This experimental method of displaying a poem seeks to incorporate the features of speech more directly into the poem text by including the rhythm of stressed and unstressed syllables in the text display and by only showing one line of text at any given moment. The intention here is to display text in a way that more closely resembles listening to it, merging features of the two media and potentially highlighting features of the poem that might not have been perceptible previously.
The interface ‘plays’ the selected poem, showing one line at a time, and using circles of varying sizes with irregular loud and soft tapping noises to represent the rhythm of the displayed text. In this version, the reader is able to adjust the speed of the presentation, stop the presentation, and select whether or not the text is displayed. The program, written in Python, uses the Pronouncing API, which is developed by Allison Parrish and draws on the CMU Pronouncing Dictionary, to detect the stress patterns in each word. The program then generates a code representing a series of unstressed syllables, primary stresses, secondary stresses and pauses that are represented as shapes and sounds on screen.
The interface is inspired partly by the work of artists who have sought to represent the verbal or linguistic features of poetry in visual art. These include Tom Schofield, digital artist and researcher at the School of Arts and Cultures, Newcastle University, whose computer-generated piece Unnamed Terrains (see image below) uses similar computational techniques to scan poetry manuscripts, identifying the stress patterns in the words and replacing them with black and white dots; and painter David Miller, whose Visual Sonnets take the form of painted horizontal lines that visually echo the shape of writing in verse and prompt the viewer to connect the changes in colour and thickness with linguistic meaning. (See image below.)
Another influence on this piece is the work of multimedia poets such as Heather Phillipson and Young-Hae Chang Heavy Industries, who are able to use animation to control how long the reader of a text is exposed to a particular word, line or phrase. The work of YHCHI, for instance, typically displays words in quick succession on the screen, putting the reader in a position closer to that of an audience member at a poetry reading, unable to re-read or re-hear the words once they have passed.

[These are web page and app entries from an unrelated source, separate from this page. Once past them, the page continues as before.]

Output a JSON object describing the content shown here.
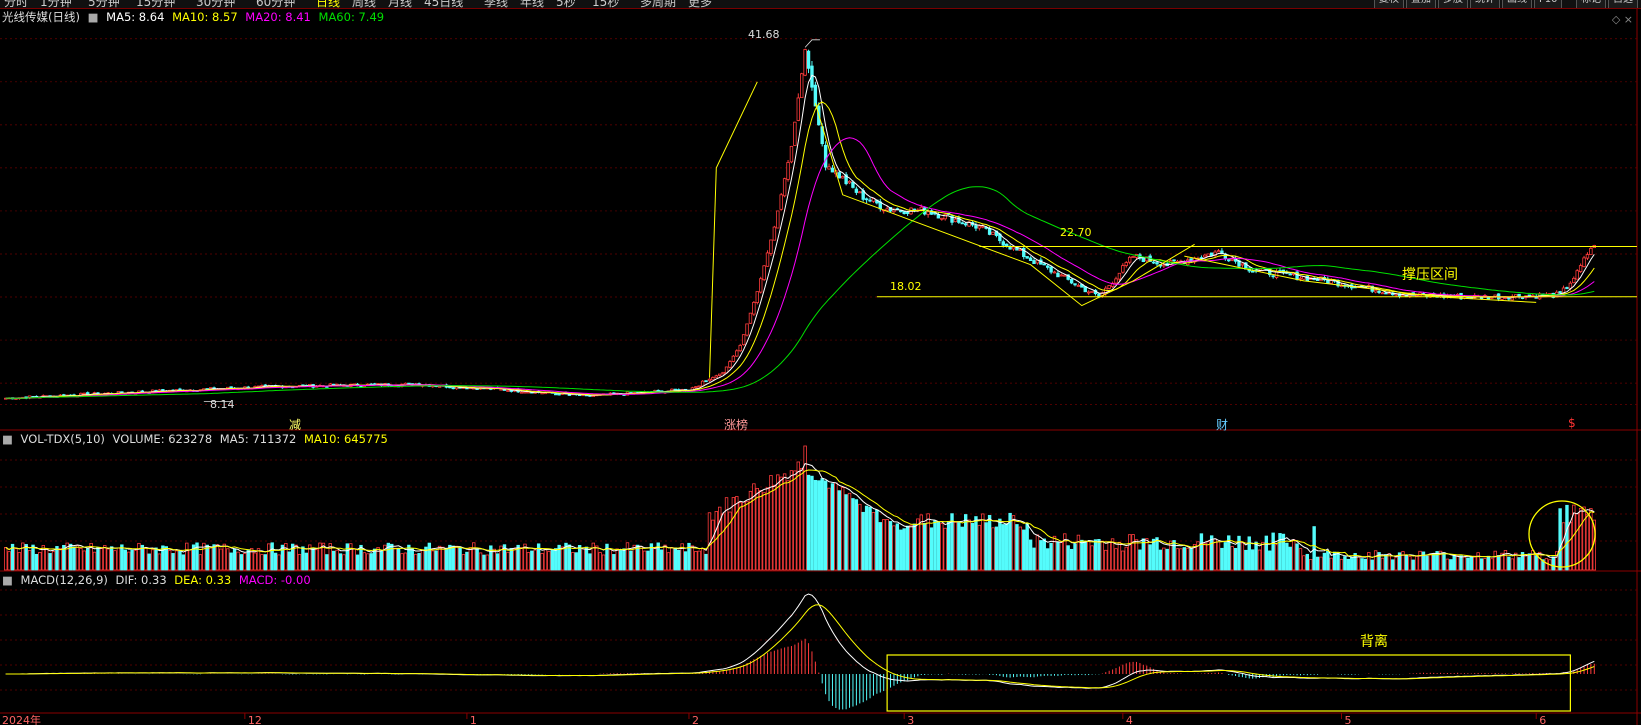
{
  "toolbar": {
    "items": [
      "分时",
      "1分钟",
      "5分钟",
      "15分钟",
      "30分钟",
      "60分钟",
      "日线",
      "周线",
      "月线",
      "45日线",
      "季线",
      "年线",
      "5秒",
      "15秒",
      "多周期",
      "更多"
    ],
    "active": "日线",
    "buttons": [
      "复权",
      "叠加",
      "多股",
      "统计",
      "画线",
      "F10",
      "标记",
      "自选"
    ]
  },
  "price_legend": {
    "symbol": "光线传媒(日线)",
    "ma5": "MA5: 8.64",
    "ma10": "MA10: 8.57",
    "ma20": "MA20: 8.41",
    "ma60": "MA60: 7.49"
  },
  "vol_legend": {
    "name": "VOL-TDX(5,10)",
    "volume": "VOLUME: 623278",
    "ma5": "MA5: 711372",
    "ma10": "MA10: 645775"
  },
  "macd_legend": {
    "name": "MACD(12,26,9)",
    "dif": "DIF: 0.33",
    "dea": "DEA: 0.33",
    "macd": "MACD: -0.00"
  },
  "annotations": {
    "high": "41.68",
    "low": "8.14",
    "level_high": "22.70",
    "level_low": "18.02",
    "zone": "撑压区间",
    "divergence": "背离",
    "marker_reduce": "减",
    "marker_top_list": "涨榜",
    "marker_finance": "财",
    "marker_dollar": "$"
  },
  "icons": [
    "diamond-icon",
    "close-icon"
  ],
  "colors": {
    "up": "#ff3c3c",
    "down": "#54fcfc",
    "ma5": "#ffffff",
    "ma10": "#ffff00",
    "ma20": "#ff00ff",
    "ma60": "#00e000",
    "annotation": "#ffff00",
    "grid": "#6b0000"
  },
  "chart_data": {
    "type": "candlestick",
    "x_axis_labels": [
      "2024年",
      "12",
      "1",
      "2",
      "3",
      "4",
      "5",
      "6"
    ],
    "price_range": [
      7.5,
      43
    ],
    "key_levels": [
      22.7,
      18.02
    ],
    "peak_close": 41.68,
    "bottom": 8.14,
    "keypoints": [
      [
        0,
        8.6
      ],
      [
        40,
        9.2
      ],
      [
        80,
        9.7
      ],
      [
        120,
        9.9
      ],
      [
        150,
        9.3
      ],
      [
        170,
        8.8
      ],
      [
        200,
        9.4
      ],
      [
        210,
        11.0
      ],
      [
        215,
        13.5
      ],
      [
        220,
        18.5
      ],
      [
        225,
        24.5
      ],
      [
        230,
        32.0
      ],
      [
        234,
        41.0
      ],
      [
        240,
        30.5
      ],
      [
        250,
        27.5
      ],
      [
        258,
        26.2
      ],
      [
        270,
        26.0
      ],
      [
        285,
        24.5
      ],
      [
        300,
        21.5
      ],
      [
        320,
        18.0
      ],
      [
        330,
        21.8
      ],
      [
        340,
        21.0
      ],
      [
        355,
        22.2
      ],
      [
        365,
        20.5
      ],
      [
        385,
        19.6
      ],
      [
        410,
        18.2
      ],
      [
        430,
        18.0
      ],
      [
        455,
        18.2
      ],
      [
        460,
        20.2
      ],
      [
        464,
        22.6
      ]
    ]
  }
}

The Poem Rhythm-Tapper attempts to use similar techniques to those described above to explore the boundary between the visual and the auditory experience of a poem by simultaneously expressing some aural features of the poem visually and incorporating features of live performance into the presentation of a written text. To this end, I have also developed an alternative version of the interface that removes all controls and text from the display (viewable via the link below), so that the reader encounters only the rhythm of the words and, like in the work of YHCHI, or in a live reading, cannot stop or start the ‘performance’ of the text once it has begun.